Please repeat the data below exactly, with the pictures removed.
[Opening Data excerpts section]
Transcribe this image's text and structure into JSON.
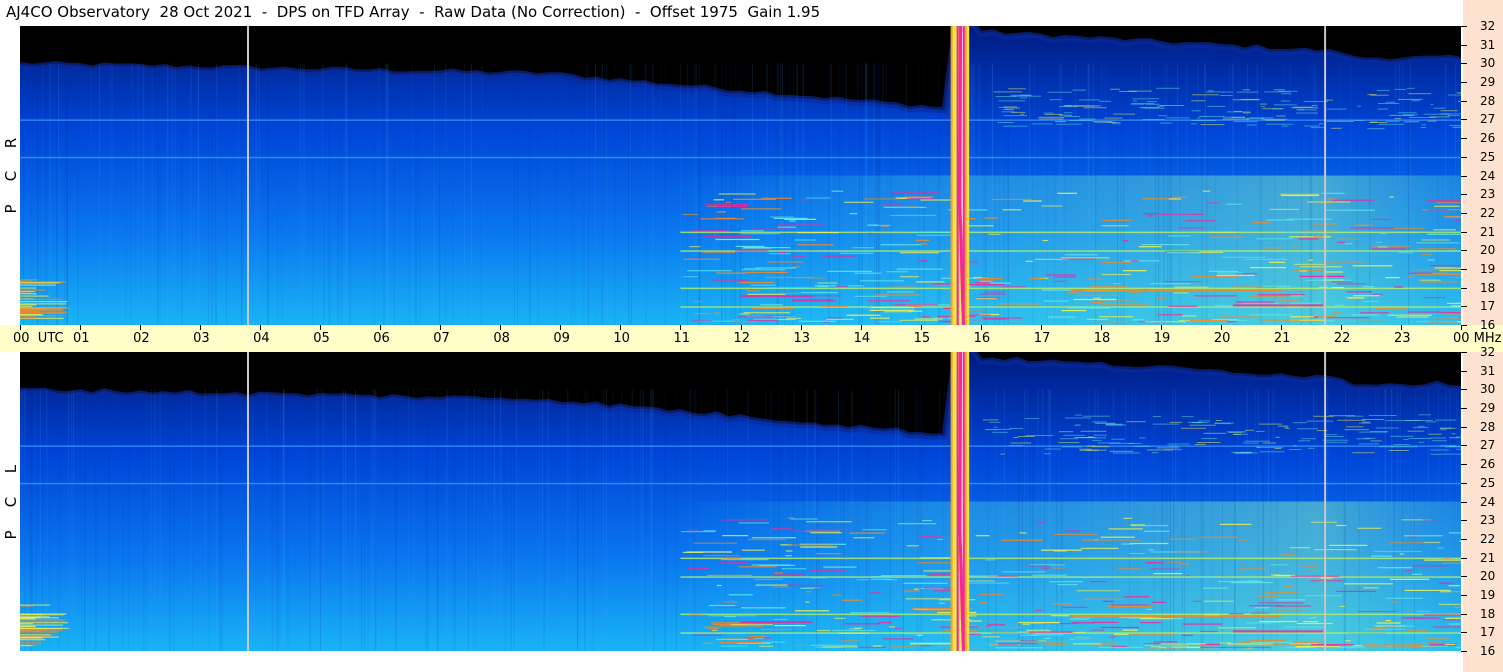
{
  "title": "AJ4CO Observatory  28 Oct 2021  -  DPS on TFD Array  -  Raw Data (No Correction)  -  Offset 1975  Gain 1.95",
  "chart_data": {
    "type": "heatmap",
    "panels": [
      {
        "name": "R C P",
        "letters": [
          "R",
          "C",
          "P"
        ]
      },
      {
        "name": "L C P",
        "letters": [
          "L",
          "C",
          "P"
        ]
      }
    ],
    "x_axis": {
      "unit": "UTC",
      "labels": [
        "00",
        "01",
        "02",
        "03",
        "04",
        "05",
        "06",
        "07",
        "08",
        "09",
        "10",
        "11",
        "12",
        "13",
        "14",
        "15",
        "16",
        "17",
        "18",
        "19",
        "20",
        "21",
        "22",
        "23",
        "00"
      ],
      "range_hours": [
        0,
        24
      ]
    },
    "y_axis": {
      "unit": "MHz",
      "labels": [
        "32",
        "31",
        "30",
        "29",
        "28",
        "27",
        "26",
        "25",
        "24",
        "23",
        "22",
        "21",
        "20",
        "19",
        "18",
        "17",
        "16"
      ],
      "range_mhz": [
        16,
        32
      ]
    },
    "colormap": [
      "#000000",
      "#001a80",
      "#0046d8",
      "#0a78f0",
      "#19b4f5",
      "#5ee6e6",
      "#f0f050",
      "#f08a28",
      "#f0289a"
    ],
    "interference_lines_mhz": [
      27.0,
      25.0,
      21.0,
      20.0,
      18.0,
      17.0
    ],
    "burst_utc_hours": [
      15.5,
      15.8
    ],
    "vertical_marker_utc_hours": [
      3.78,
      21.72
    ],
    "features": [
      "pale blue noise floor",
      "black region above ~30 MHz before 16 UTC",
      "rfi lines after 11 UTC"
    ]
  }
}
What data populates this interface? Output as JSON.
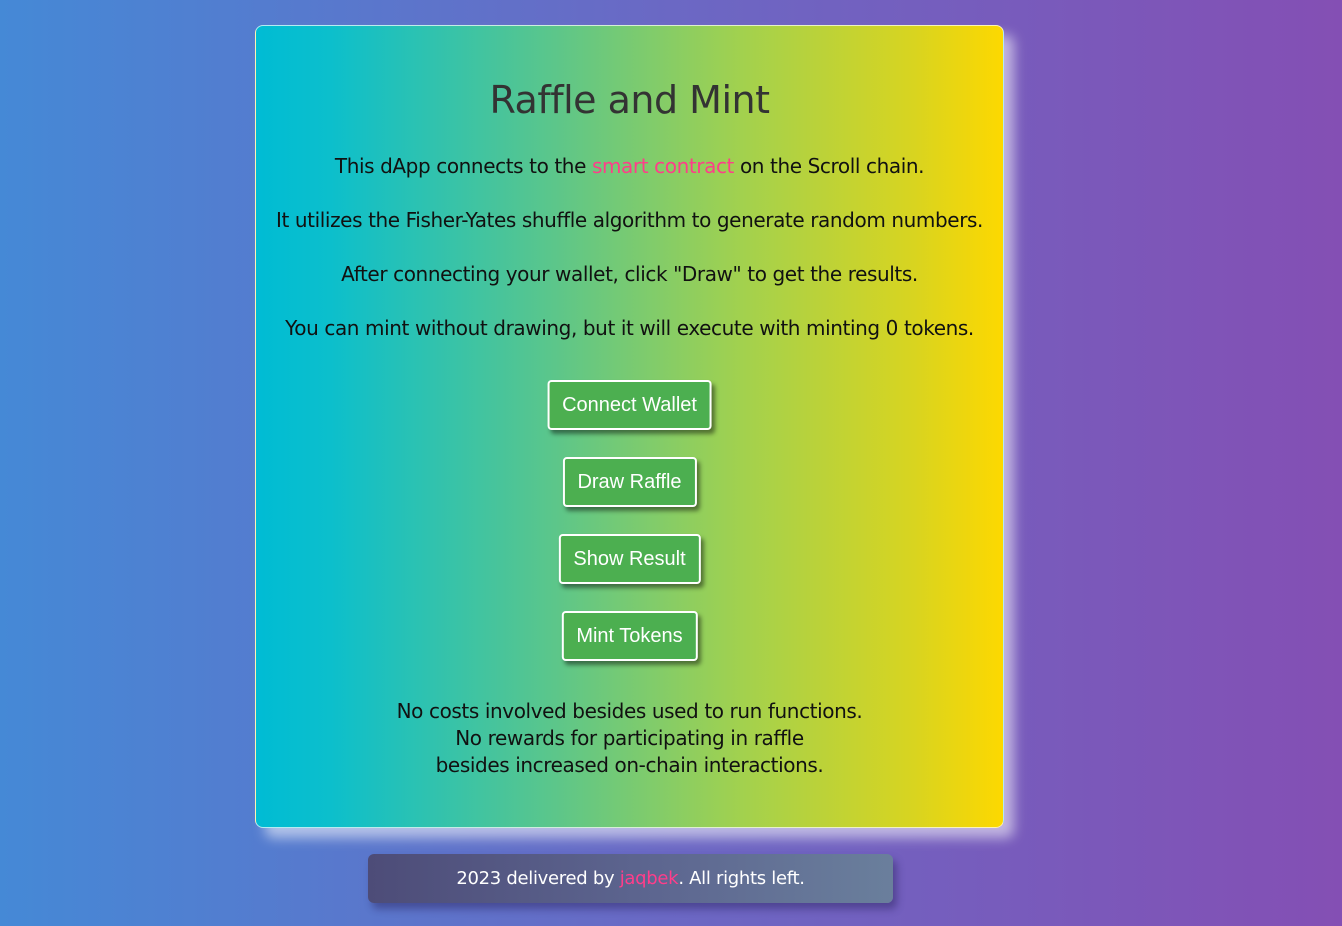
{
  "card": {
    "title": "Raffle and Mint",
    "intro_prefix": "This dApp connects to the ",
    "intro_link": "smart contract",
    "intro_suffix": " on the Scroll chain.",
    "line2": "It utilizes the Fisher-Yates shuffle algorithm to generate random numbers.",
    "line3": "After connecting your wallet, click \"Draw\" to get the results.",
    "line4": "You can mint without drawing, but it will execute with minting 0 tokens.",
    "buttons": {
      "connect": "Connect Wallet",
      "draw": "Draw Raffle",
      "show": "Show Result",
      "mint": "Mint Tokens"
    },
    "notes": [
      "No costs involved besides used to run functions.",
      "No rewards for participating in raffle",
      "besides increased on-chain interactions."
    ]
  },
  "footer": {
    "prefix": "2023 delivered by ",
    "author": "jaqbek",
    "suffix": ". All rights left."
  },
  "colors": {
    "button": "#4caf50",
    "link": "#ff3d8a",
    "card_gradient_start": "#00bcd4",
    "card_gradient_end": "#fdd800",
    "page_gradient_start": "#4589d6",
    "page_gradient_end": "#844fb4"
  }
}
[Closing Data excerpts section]
Written solution
Transcribe this image's text and structure into JSON.
{
  "title": "AJ4CO Observatory  28 Oct 2021  -  DPS on TFD Array  -  Raw Data (No Correction)  -  Offset 1975  Gain 1.95",
  "chart_data": {
    "type": "heatmap",
    "panels": [
      {
        "name": "R C P",
        "letters": [
          "R",
          "C",
          "P"
        ]
      },
      {
        "name": "L C P",
        "letters": [
          "L",
          "C",
          "P"
        ]
      }
    ],
    "x_axis": {
      "unit": "UTC",
      "labels": [
        "00",
        "01",
        "02",
        "03",
        "04",
        "05",
        "06",
        "07",
        "08",
        "09",
        "10",
        "11",
        "12",
        "13",
        "14",
        "15",
        "16",
        "17",
        "18",
        "19",
        "20",
        "21",
        "22",
        "23",
        "00"
      ],
      "range_hours": [
        0,
        24
      ]
    },
    "y_axis": {
      "unit": "MHz",
      "labels": [
        "32",
        "31",
        "30",
        "29",
        "28",
        "27",
        "26",
        "25",
        "24",
        "23",
        "22",
        "21",
        "20",
        "19",
        "18",
        "17",
        "16"
      ],
      "range_mhz": [
        16,
        32
      ]
    },
    "colormap": [
      "#000000",
      "#001a80",
      "#0046d8",
      "#0a78f0",
      "#19b4f5",
      "#5ee6e6",
      "#f0f050",
      "#f08a28",
      "#f0289a"
    ],
    "interference_lines_mhz": [
      27.0,
      25.0,
      21.0,
      20.0,
      18.0,
      17.0
    ],
    "burst_utc_hours": [
      15.5,
      15.8
    ],
    "vertical_marker_utc_hours": [
      3.78,
      21.72
    ],
    "features": [
      "pale blue noise floor",
      "black region above ~30 MHz before 16 UTC",
      "rfi lines after 11 UTC"
    ]
  }
}
What data populates this interface? Output as JSON.
{
  "card": {
    "title": "Raffle and Mint",
    "intro_prefix": "This dApp connects to the ",
    "intro_link": "smart contract",
    "intro_suffix": " on the Scroll chain.",
    "line2": "It utilizes the Fisher-Yates shuffle algorithm to generate random numbers.",
    "line3": "After connecting your wallet, click \"Draw\" to get the results.",
    "line4": "You can mint without drawing, but it will execute with minting 0 tokens.",
    "buttons": {
      "connect": "Connect Wallet",
      "draw": "Draw Raffle",
      "show": "Show Result",
      "mint": "Mint Tokens"
    },
    "notes": [
      "No costs involved besides used to run functions.",
      "No rewards for participating in raffle",
      "besides increased on-chain interactions."
    ]
  },
  "footer": {
    "prefix": "2023 delivered by ",
    "author": "jaqbek",
    "suffix": ". All rights left."
  },
  "colors": {
    "button": "#4caf50",
    "link": "#ff3d8a",
    "card_gradient_start": "#00bcd4",
    "card_gradient_end": "#fdd800",
    "page_gradient_start": "#4589d6",
    "page_gradient_end": "#844fb4"
  }
}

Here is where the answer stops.